Sodium and your health
Sodium’s main purpose in the body is to maintain stable blood pressure levels and the balance of water around the cells.
“Excess sodium can cause people to retain fluids and increase blood volume,” said Meghan Anderson, MS, RD, LD, CDE, registered dietitian at the Texas A&M Center for Population Health and Aging. “This makes the heart work harder and can lead to high blood pressure, also known as hypertension, and heart disease.”
Certain demographics are especially sensitive to sodium’s adverse effects and should limit their intake to 1500 mg per day—even less than the standard recommended limit. Those most prone to salt sensitivity are the elderly, African-Americans and people with hypertension, type 2 diabetes or chronic kidney disease.
High blood pressure is one of the major risk factors for heart disease, which is the number one cause of death worldwide, and is the leading risk factor for women’s deaths in the United States.
“Even if you don’t have high blood pressure or are at a lower risk for heart disease, eating less sodium can help minimize your risk of heart disease, stroke and kidney disease,” Anderson said. “The extra water in your body can also lead to bloating and weight gain and can be a problem for people with congestive heart failure.”
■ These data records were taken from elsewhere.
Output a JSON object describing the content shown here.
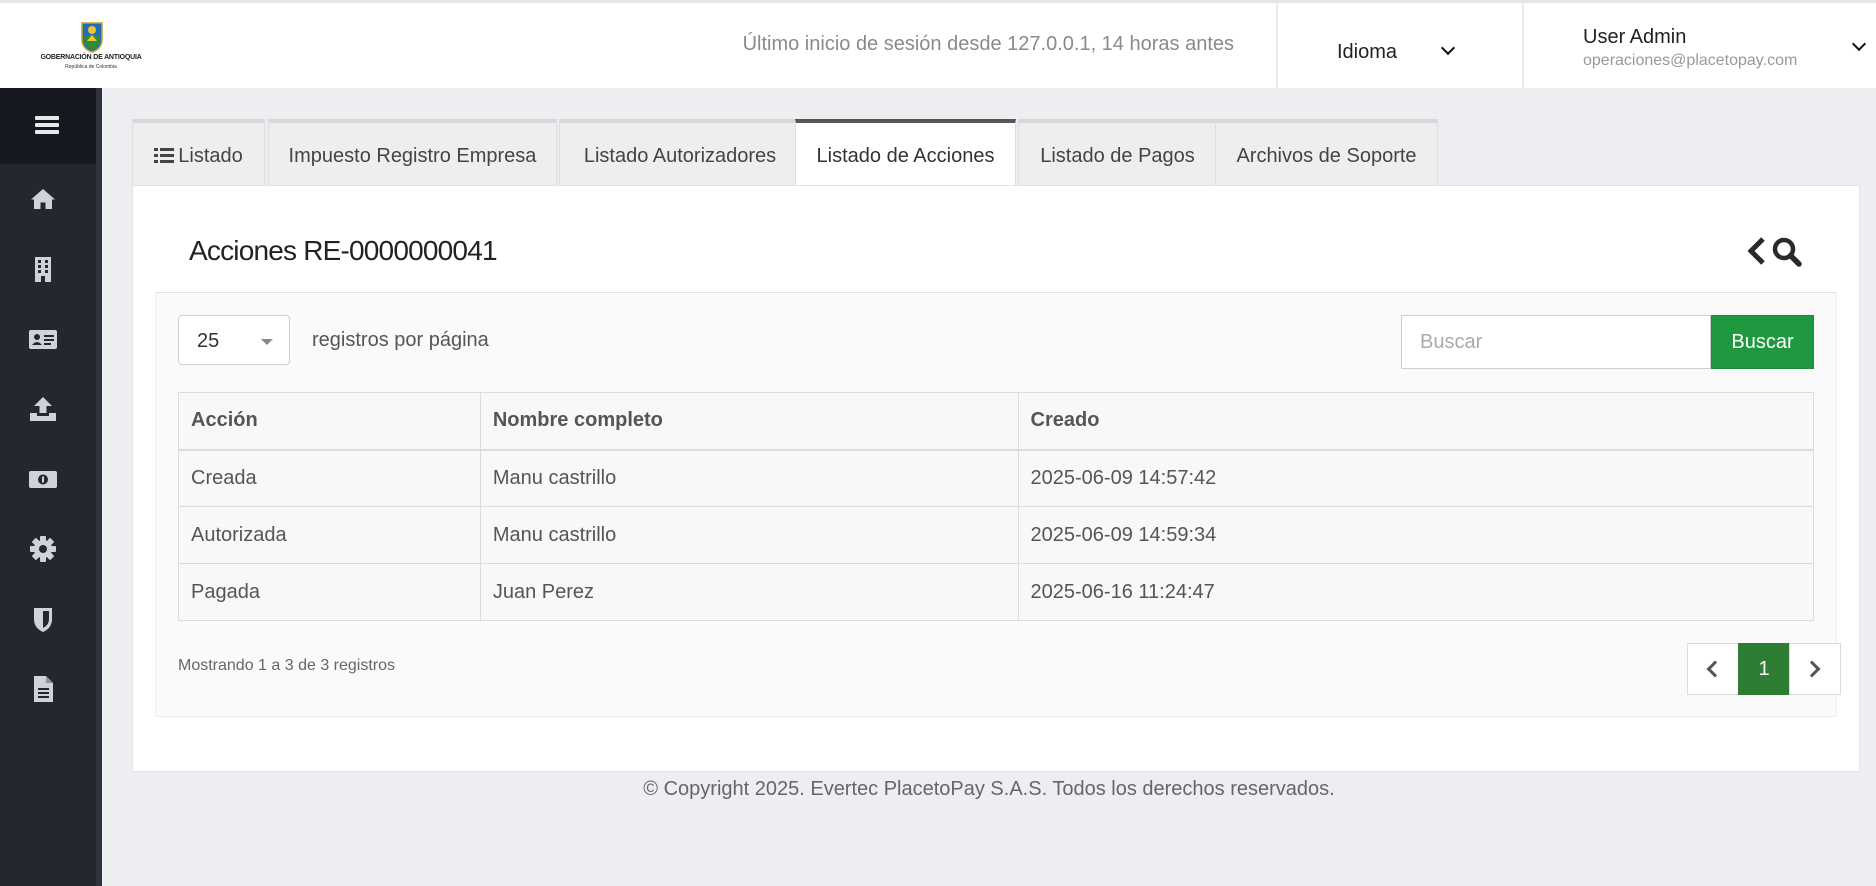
{
  "header": {
    "logo_title": "GOBERNACIÓN DE ANTIOQUIA",
    "logo_subtitle": "República de Colombia",
    "last_login": "Último inicio de sesión desde 127.0.0.1, 14 horas antes",
    "language_label": "Idioma",
    "user_name": "User Admin",
    "user_email": "operaciones@placetopay.com"
  },
  "sidebar": {
    "items": [
      {
        "icon": "home-icon"
      },
      {
        "icon": "building-icon"
      },
      {
        "icon": "id-card-icon"
      },
      {
        "icon": "upload-icon"
      },
      {
        "icon": "money-icon"
      },
      {
        "icon": "gear-icon"
      },
      {
        "icon": "shield-icon"
      },
      {
        "icon": "document-icon"
      }
    ]
  },
  "tabs": [
    {
      "label": "Listado",
      "active": false
    },
    {
      "label": "Impuesto Registro Empresa",
      "active": false
    },
    {
      "label": "Listado Autorizadores",
      "active": false
    },
    {
      "label": "Listado de Acciones",
      "active": true
    },
    {
      "label": "Listado de Pagos",
      "active": false
    },
    {
      "label": "Archivos de Soporte",
      "active": false
    }
  ],
  "panel": {
    "title": "Acciones RE-0000000041",
    "page_length": "25",
    "page_length_label": "registros por página",
    "search_placeholder": "Buscar",
    "search_button": "Buscar",
    "columns": [
      "Acción",
      "Nombre completo",
      "Creado"
    ],
    "rows": [
      [
        "Creada",
        "Manu castrillo",
        "2025-06-09 14:57:42"
      ],
      [
        "Autorizada",
        "Manu castrillo",
        "2025-06-09 14:59:34"
      ],
      [
        "Pagada",
        "Juan Perez",
        "2025-06-16 11:24:47"
      ]
    ],
    "info": "Mostrando 1 a 3 de 3 registros",
    "current_page": "1"
  },
  "footer": {
    "copyright": "© Copyright 2025. Evertec PlacetoPay S.A.S. Todos los derechos reservados."
  },
  "colors": {
    "sidebar": "#222730",
    "accent_green": "#1f9840",
    "pagination_active": "#2e7d32"
  }
}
Limiting your sodium
When people start tracking their sodium intake, they usually realize that they exceed the daily-recommended limit. In fact, the average sodium intake is about 3400 mg for most Americans.
“Our body is often forgiving of our day-to-day sodium intake,” Anderson said. “But we should still aim to limit our sodium intake and stay hydrated throughout the day.”
Because sodium attracts water and helps your body retain it, it might seem counterproductive to want to increase the amount of water you drink after a high-sodium meal, but that is actually the best plan. Extra water may help flush some of the sodium from your body and help reduce bloating. But to avoid the risks of a sodium-rich diet, you need to adhere to a long-term lifestyle solution.
Overall, the best way to limit your sodium is to start with awareness and read food labels. Anderson recommended keeping the percent of daily value for sodium at about 5 percent per serving size of food. This means, if you are having a dinner of protein, carbohydrates and vegetables, keep that meal to less than 15 percent of your daily recommended sodium.
When it comes to grocery shopping, keeping sodium out of your basket is easier than you think. It’s like real estate—location, location and location.
“Shop the perimeter of the grocery stores, which usually have fresh fruits and vegetables and less sodium,” Anderson said. “Canned foods and packaged foods are higher in sodium and found in the aisles.”
As a final dash of advice, Anderson recommended draining and rinsing canned beans and vegetables to help cut the sodium intake by up to 40 percent.
This story by Dominic Hernandez originally appeared in Vital Record.